Baruch - Chapter 4
4 Israel, blessed are we: what pleases God has been revealed to us!
12 Do not, any of you, exult over me, a widow, deserted by so many; I am bereaved because of the sins of my children, who turned away from the Law of God,
13 who did not want to know his precepts and would not follow the ways of his commandments or tread the paths of discipline as his justice directed.
20 I have taken off the clothes of peace and put on the sackcloth of entreaty; all my life I shall cry to the Eternal.
21 Take courage, my children, call on God: he will deliver you from tyranny, from the clutches of your enemies;
26 My favourite children have travelled by rough roads, carried off like a flock by a marauding enemy.
27 Take courage, my children, call on God: he who brought this on you will remember you.
28 As by your will you first strayed from God, so now turn back and search for him ten times harder;
29 for as he has been bringing down those disasters on you, so will he rescue you and give you eternal joy.
30 Take courage, Jerusalem: he who gave you your name will console you.
31 Disaster will come to all who have ill-treated you and gloated over your fall.
33 for just as she rejoiced at your fall and was happy to see you ruined, so will she grieve over her own desolation.
34 I shall deprive her of the joy of a populous city, and her insolence will turn to mourning;
37 Look, the children you watched go away are on their way home; reassembled from east and west, they are on their way home at the Holy One's command, rejoicing in God's glory.
More on the Bible
The New Jerusalem Bible (NJB) is a Catholic translation of the Bible published in 1985. The New Jerusalem Bible (NJB) has become the most widely used Roman Catholic Bible outside of the United States. It has the imprimatur of Cardinal George Basil Hume.
Like its predecessor, the Jerusalem Bible, the New Jerusalem Bible (NJB) version is translated "directly from the Hebrew, Greek or Aramaic." The 1973 French translation, the Bible de Jerusalem, is followed only "where the text admits to more than one interpretation." Introductions and notes, with some modifications, are taken from the Bible de Jerusalem.

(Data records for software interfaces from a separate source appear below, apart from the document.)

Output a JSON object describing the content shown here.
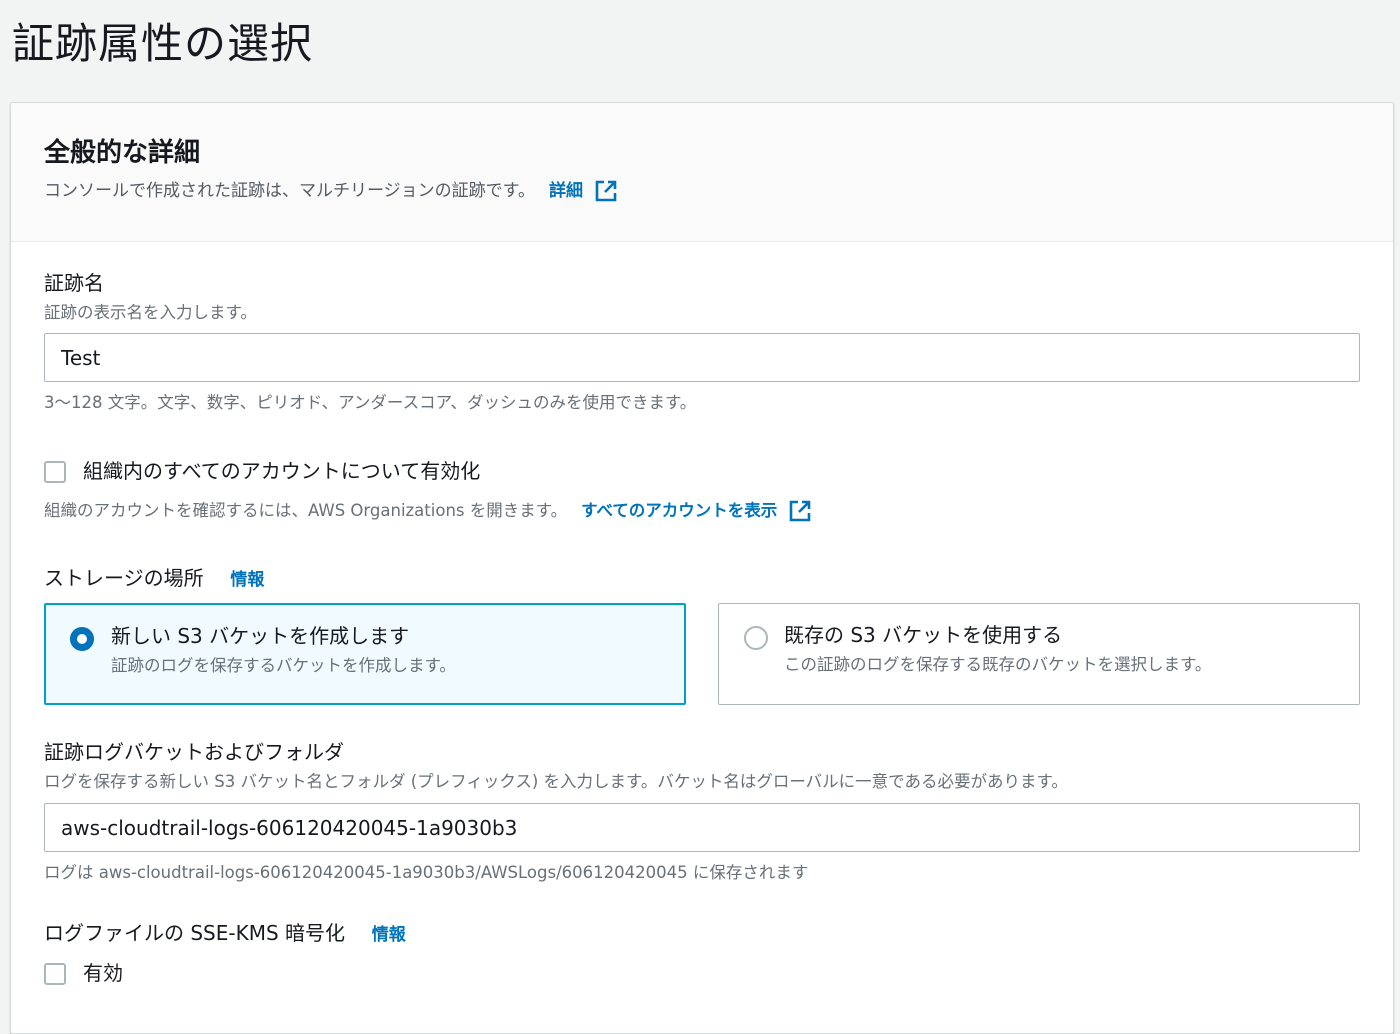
{
  "page": {
    "title": "証跡属性の選択"
  },
  "general": {
    "title": "全般的な詳細",
    "description": "コンソールで作成された証跡は、マルチリージョンの証跡です。",
    "details_link": "詳細"
  },
  "trail_name": {
    "label": "証跡名",
    "description": "証跡の表示名を入力します。",
    "value": "Test",
    "constraint": "3～128 文字。文字、数字、ピリオド、アンダースコア、ダッシュのみを使用できます。"
  },
  "organization": {
    "checkbox_label": "組織内のすべてのアカウントについて有効化",
    "checked": false,
    "description": "組織のアカウントを確認するには、AWS Organizations を開きます。",
    "link": "すべてのアカウントを表示"
  },
  "storage": {
    "label": "ストレージの場所",
    "info_link": "情報",
    "options": [
      {
        "title": "新しい S3 バケットを作成します",
        "description": "証跡のログを保存するバケットを作成します。",
        "selected": true
      },
      {
        "title": "既存の S3 バケットを使用する",
        "description": "この証跡のログを保存する既存のバケットを選択します。",
        "selected": false
      }
    ]
  },
  "bucket": {
    "label": "証跡ログバケットおよびフォルダ",
    "description": "ログを保存する新しい S3 バケット名とフォルダ (プレフィックス) を入力します。バケット名はグローバルに一意である必要があります。",
    "value": "aws-cloudtrail-logs-606120420045-1a9030b3",
    "hint": "ログは aws-cloudtrail-logs-606120420045-1a9030b3/AWSLogs/606120420045 に保存されます"
  },
  "encryption": {
    "label": "ログファイルの SSE-KMS 暗号化",
    "info_link": "情報",
    "checkbox_label": "有効",
    "checked": false
  },
  "colors": {
    "link": "#0073bb",
    "selected_border": "#00a1c9",
    "selected_bg": "#f1faff"
  }
}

Source: The Very Reverend Dom (Joseph) Henry Wansbrough, OSB, MA (Oxon), STL (Fribourg), LSS (Rome), a monk of Ampleforth Abbey and a biblical scholar. He was General Editor of the New Jerusalem Bible. "New Jerusalem Bible, Regular Edition", pg. v.

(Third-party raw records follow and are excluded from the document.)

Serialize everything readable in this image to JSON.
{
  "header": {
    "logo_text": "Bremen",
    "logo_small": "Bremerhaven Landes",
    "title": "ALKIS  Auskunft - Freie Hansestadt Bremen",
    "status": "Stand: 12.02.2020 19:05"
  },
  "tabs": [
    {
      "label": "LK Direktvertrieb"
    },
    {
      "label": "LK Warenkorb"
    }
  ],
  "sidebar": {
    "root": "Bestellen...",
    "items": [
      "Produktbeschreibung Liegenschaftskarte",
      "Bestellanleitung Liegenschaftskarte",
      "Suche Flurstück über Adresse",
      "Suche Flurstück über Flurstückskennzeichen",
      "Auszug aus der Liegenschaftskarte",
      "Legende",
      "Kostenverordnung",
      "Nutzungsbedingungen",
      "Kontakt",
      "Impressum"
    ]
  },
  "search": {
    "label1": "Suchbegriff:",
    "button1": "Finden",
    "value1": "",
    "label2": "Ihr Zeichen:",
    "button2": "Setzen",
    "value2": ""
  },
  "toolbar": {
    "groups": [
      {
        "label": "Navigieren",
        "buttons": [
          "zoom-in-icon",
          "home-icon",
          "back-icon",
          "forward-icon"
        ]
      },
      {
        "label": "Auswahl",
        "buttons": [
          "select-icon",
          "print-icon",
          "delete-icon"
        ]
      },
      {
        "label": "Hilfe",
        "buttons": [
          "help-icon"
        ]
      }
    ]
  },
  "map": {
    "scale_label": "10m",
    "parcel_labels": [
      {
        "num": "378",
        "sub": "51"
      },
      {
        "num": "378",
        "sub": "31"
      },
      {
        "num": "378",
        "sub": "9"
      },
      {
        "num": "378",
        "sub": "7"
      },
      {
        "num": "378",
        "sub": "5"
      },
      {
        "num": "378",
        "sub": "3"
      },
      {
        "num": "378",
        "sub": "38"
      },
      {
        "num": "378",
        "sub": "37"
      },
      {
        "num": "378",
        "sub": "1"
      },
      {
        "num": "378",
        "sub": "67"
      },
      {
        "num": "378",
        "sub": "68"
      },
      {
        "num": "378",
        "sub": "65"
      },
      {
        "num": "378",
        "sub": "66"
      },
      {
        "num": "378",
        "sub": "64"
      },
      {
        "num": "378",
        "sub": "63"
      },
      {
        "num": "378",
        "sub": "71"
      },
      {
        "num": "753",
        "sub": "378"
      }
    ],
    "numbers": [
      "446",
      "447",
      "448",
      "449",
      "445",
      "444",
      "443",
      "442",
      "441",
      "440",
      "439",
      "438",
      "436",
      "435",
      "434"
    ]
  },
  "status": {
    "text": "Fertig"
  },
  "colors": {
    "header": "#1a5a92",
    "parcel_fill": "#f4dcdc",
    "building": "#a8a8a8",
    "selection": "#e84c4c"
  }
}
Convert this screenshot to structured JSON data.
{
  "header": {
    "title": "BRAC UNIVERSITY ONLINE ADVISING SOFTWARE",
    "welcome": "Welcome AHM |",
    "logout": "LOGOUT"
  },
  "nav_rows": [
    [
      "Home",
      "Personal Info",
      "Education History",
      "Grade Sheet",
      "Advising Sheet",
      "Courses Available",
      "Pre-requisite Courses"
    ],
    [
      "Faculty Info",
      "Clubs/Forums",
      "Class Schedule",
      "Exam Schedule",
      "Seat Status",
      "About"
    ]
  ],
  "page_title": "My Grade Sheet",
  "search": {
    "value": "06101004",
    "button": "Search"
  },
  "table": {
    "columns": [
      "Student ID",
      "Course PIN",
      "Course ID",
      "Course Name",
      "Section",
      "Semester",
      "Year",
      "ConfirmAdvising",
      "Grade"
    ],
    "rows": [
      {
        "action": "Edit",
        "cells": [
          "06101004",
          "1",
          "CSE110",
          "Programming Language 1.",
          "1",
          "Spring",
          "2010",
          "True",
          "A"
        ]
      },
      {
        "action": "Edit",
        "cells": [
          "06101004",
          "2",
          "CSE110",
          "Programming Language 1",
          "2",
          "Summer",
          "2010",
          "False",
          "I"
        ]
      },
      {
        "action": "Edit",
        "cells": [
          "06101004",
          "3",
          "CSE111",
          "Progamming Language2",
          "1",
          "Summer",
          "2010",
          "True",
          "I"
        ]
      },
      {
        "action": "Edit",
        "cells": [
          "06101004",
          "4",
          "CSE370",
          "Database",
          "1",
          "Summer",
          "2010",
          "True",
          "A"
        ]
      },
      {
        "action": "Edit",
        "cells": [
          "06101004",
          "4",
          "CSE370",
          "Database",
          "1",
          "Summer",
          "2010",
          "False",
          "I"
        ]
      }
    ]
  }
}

Reading 1, Sirach 6:5-17: A kindly turn of speech attracts new friends, a courteous tongue invites many a friendly response. ... Psalm, Psalms 119:12, 16, 18, 27, 34, 35: Blessed are you, Yahweh, teach me your will! Gospel, Mark 10:1-12: After leaving there, he came into the territory of Judaea and Transjordan. And again crowds ... Read More